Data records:
---

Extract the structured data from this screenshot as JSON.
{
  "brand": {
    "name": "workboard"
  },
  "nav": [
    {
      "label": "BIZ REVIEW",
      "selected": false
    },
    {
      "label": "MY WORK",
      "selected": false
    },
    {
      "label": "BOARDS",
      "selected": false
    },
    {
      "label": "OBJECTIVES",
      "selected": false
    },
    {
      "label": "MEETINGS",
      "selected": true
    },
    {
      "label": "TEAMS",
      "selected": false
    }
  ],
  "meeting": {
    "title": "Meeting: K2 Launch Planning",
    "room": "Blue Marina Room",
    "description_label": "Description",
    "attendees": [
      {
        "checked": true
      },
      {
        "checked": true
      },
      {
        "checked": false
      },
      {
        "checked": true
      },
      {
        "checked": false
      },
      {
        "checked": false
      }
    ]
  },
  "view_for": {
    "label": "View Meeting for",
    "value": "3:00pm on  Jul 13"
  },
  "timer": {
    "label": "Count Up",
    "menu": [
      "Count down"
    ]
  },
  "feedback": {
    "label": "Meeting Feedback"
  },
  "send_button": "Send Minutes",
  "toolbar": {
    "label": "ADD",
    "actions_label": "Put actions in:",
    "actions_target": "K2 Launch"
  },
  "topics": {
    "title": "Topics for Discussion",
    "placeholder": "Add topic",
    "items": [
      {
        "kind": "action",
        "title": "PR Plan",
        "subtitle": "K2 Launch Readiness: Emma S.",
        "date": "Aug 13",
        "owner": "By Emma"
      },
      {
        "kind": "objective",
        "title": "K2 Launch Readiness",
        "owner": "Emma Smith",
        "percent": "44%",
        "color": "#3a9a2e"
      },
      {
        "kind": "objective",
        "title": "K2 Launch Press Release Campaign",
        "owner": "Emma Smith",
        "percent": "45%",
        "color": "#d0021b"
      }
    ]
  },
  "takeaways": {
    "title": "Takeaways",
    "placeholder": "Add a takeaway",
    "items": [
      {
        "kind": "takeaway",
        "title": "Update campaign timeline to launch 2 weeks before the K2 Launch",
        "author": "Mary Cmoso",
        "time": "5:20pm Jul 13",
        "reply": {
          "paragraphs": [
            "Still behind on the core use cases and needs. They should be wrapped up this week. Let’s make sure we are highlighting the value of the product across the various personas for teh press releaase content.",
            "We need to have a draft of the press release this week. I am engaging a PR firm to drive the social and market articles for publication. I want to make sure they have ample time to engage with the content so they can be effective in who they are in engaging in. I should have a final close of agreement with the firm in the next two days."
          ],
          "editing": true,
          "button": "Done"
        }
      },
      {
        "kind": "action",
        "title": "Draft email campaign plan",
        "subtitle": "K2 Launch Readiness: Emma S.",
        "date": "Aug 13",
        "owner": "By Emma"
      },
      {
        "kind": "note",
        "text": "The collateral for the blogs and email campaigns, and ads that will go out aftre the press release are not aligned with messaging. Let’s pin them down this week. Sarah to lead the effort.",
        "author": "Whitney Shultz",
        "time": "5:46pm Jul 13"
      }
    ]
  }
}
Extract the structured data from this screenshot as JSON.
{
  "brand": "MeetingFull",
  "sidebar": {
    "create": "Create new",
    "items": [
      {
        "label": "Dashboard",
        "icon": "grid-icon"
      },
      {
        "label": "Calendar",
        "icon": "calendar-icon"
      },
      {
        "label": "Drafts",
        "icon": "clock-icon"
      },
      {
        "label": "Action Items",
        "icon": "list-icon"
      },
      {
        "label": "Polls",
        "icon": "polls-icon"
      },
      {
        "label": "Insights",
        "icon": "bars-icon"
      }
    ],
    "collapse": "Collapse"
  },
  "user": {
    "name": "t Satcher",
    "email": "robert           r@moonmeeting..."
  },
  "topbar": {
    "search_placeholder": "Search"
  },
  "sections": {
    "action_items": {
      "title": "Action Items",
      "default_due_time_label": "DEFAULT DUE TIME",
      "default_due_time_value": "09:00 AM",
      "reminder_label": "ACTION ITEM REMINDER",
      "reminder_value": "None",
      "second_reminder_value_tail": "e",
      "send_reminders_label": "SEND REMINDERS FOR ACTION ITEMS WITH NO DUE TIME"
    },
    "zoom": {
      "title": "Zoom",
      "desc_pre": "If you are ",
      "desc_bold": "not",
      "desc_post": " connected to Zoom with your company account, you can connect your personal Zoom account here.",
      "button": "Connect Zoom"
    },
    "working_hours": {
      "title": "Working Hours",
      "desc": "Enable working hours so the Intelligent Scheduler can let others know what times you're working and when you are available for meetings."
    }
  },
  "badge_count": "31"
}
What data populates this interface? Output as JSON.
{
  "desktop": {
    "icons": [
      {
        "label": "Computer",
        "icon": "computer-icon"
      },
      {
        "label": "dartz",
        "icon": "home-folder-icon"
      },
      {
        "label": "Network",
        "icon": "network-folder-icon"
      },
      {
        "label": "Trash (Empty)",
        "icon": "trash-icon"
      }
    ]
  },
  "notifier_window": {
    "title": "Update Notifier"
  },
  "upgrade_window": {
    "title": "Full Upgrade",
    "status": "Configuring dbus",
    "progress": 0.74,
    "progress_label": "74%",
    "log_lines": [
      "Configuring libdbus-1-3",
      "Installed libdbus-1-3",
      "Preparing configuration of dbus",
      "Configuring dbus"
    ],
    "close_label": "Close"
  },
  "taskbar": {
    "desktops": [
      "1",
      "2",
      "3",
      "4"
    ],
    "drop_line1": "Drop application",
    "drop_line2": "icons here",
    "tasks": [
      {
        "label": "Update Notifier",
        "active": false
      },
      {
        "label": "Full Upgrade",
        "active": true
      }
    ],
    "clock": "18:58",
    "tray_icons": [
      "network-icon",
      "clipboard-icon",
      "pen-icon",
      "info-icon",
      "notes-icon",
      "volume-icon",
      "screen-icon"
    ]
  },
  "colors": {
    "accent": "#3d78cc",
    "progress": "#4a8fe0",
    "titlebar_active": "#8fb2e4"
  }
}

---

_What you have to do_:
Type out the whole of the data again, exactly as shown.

_Output of the exercise_:
Extract the structured data from this screenshot as JSON.
{
  "brand": {
    "name": "workboard"
  },
  "nav": [
    {
      "label": "BIZ REVIEW",
      "selected": false
    },
    {
      "label": "MY WORK",
      "selected": false
    },
    {
      "label": "BOARDS",
      "selected": false
    },
    {
      "label": "OBJECTIVES",
      "selected": false
    },
    {
      "label": "MEETINGS",
      "selected": true
    },
    {
      "label": "TEAMS",
      "selected": false
    }
  ],
  "meeting": {
    "title": "Meeting: K2 Launch Planning",
    "room": "Blue Marina Room",
    "description_label": "Description",
    "attendees": [
      {
        "checked": true
      },
      {
        "checked": true
      },
      {
        "checked": false
      },
      {
        "checked": true
      },
      {
        "checked": false
      },
      {
        "checked": false
      }
    ]
  },
  "view_for": {
    "label": "View Meeting for",
    "value": "3:00pm on  Jul 13"
  },
  "timer": {
    "label": "Count Up",
    "menu": [
      "Count down"
    ]
  },
  "feedback": {
    "label": "Meeting Feedback"
  },
  "send_button": "Send Minutes",
  "toolbar": {
    "label": "ADD",
    "actions_label": "Put actions in:",
    "actions_target": "K2 Launch"
  },
  "topics": {
    "title": "Topics for Discussion",
    "placeholder": "Add topic",
    "items": [
      {
        "kind": "action",
        "title": "PR Plan",
        "subtitle": "K2 Launch Readiness: Emma S.",
        "date": "Aug 13",
        "owner": "By Emma"
      },
      {
        "kind": "objective",
        "title": "K2 Launch Readiness",
        "owner": "Emma Smith",
        "percent": "44%",
        "color": "#3a9a2e"
      },
      {
        "kind": "objective",
        "title": "K2 Launch Press Release Campaign",
        "owner": "Emma Smith",
        "percent": "45%",
        "color": "#d0021b"
      }
    ]
  },
  "takeaways": {
    "title": "Takeaways",
    "placeholder": "Add a takeaway",
    "items": [
      {
        "kind": "takeaway",
        "title": "Update campaign timeline to launch 2 weeks before the K2 Launch",
        "author": "Mary Cmoso",
        "time": "5:20pm Jul 13",
        "reply": {
          "paragraphs": [
            "Still behind on the core use cases and needs. They should be wrapped up this week. Let’s make sure we are highlighting the value of the product across the various personas for teh press releaase content.",
            "We need to have a draft of the press release this week. I am engaging a PR firm to drive the social and market articles for publication. I want to make sure they have ample time to engage with the content so they can be effective in who they are in engaging in. I should have a final close of agreement with the firm in the next two days."
          ],
          "editing": true,
          "button": "Done"
        }
      },
      {
        "kind": "action",
        "title": "Draft email campaign plan",
        "subtitle": "K2 Launch Readiness: Emma S.",
        "date": "Aug 13",
        "owner": "By Emma"
      },
      {
        "kind": "note",
        "text": "The collateral for the blogs and email campaigns, and ads that will go out aftre the press release are not aligned with messaging. Let’s pin them down this week. Sarah to lead the effort.",
        "author": "Whitney Shultz",
        "time": "5:46pm Jul 13"
      }
    ]
  }
}
Extract the structured data from this screenshot as JSON.
{
  "brand": "MeetingFull",
  "sidebar": {
    "create": "Create new",
    "items": [
      {
        "label": "Dashboard",
        "icon": "grid-icon"
      },
      {
        "label": "Calendar",
        "icon": "calendar-icon"
      },
      {
        "label": "Drafts",
        "icon": "clock-icon"
      },
      {
        "label": "Action Items",
        "icon": "list-icon"
      },
      {
        "label": "Polls",
        "icon": "polls-icon"
      },
      {
        "label": "Insights",
        "icon": "bars-icon"
      }
    ],
    "collapse": "Collapse"
  },
  "user": {
    "name": "t Satcher",
    "email": "robert           r@moonmeeting..."
  },
  "topbar": {
    "search_placeholder": "Search"
  },
  "sections": {
    "action_items": {
      "title": "Action Items",
      "default_due_time_label": "DEFAULT DUE TIME",
      "default_due_time_value": "09:00 AM",
      "reminder_label": "ACTION ITEM REMINDER",
      "reminder_value": "None",
      "second_reminder_value_tail": "e",
      "send_reminders_label": "SEND REMINDERS FOR ACTION ITEMS WITH NO DUE TIME"
    },
    "zoom": {
      "title": "Zoom",
      "desc_pre": "If you are ",
      "desc_bold": "not",
      "desc_post": " connected to Zoom with your company account, you can connect your personal Zoom account here.",
      "button": "Connect Zoom"
    },
    "working_hours": {
      "title": "Working Hours",
      "desc": "Enable working hours so the Intelligent Scheduler can let others know what times you're working and when you are available for meetings."
    }
  },
  "badge_count": "31"
}
What data populates this interface? Output as JSON.
{
  "desktop": {
    "icons": [
      {
        "label": "Computer",
        "icon": "computer-icon"
      },
      {
        "label": "dartz",
        "icon": "home-folder-icon"
      },
      {
        "label": "Network",
        "icon": "network-folder-icon"
      },
      {
        "label": "Trash (Empty)",
        "icon": "trash-icon"
      }
    ]
  },
  "notifier_window": {
    "title": "Update Notifier"
  },
  "upgrade_window": {
    "title": "Full Upgrade",
    "status": "Configuring dbus",
    "progress": 0.74,
    "progress_label": "74%",
    "log_lines": [
      "Configuring libdbus-1-3",
      "Installed libdbus-1-3",
      "Preparing configuration of dbus",
      "Configuring dbus"
    ],
    "close_label": "Close"
  },
  "taskbar": {
    "desktops": [
      "1",
      "2",
      "3",
      "4"
    ],
    "drop_line1": "Drop application",
    "drop_line2": "icons here",
    "tasks": [
      {
        "label": "Update Notifier",
        "active": false
      },
      {
        "label": "Full Upgrade",
        "active": true
      }
    ],
    "clock": "18:58",
    "tray_icons": [
      "network-icon",
      "clipboard-icon",
      "pen-icon",
      "info-icon",
      "notes-icon",
      "volume-icon",
      "screen-icon"
    ]
  },
  "colors": {
    "accent": "#3d78cc",
    "progress": "#4a8fe0",
    "titlebar_active": "#8fb2e4"
  }
}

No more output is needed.